“A typical NSW household on a 40 per cent pay on time discount currently stands to lose $987 off their advertised offer if they pay late, which is completely inappropriate. Forcing conditional discounts to be cost-based should see these lost savings substantially reduce.”

The proposals to reform advertising cover about 80 per cent of residential and small businesses, but exclude customers on solar offers and embedded networks.

“The proposed industry code will introduce much needed changes to retail competition and affordability.
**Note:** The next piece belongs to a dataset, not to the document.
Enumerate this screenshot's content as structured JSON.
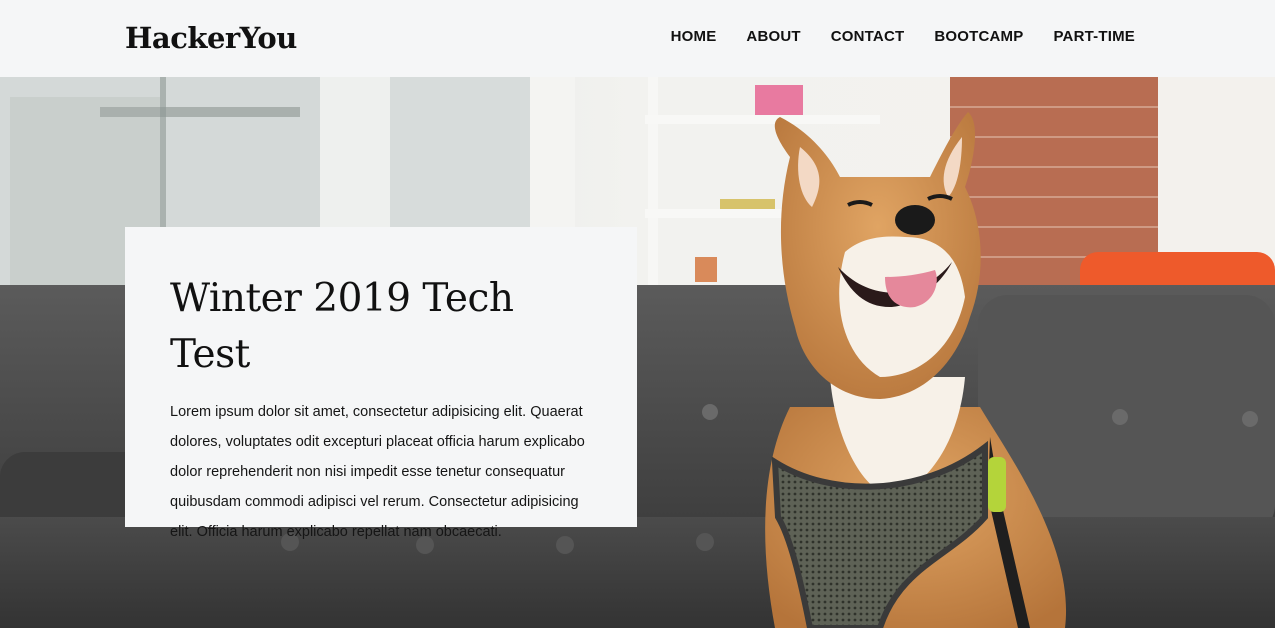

This is a significant step in implementing our recommendations,” Mr Sims said.

Similar reforms have been recently introduced by the Victorian Government, which appear broadly in line with the ACCC’s recommendations.


The final report of the ACCC’s retail electricity pricing inquiry recommended:

  • Standing offers should be replaced with a default offer set by the AER (Recommendations 30 and 49)
  • All advertised headline discounts must be guaranteed discounts, and be calculated against a reference bill set by the AER (Recommendations 32 and 50)
  • Any conditional discounts offered by retailers should be limited to a reasonable estimate of the retailer’s expected savings should the customer meet the conditions specified in the discount (Recommendation 33)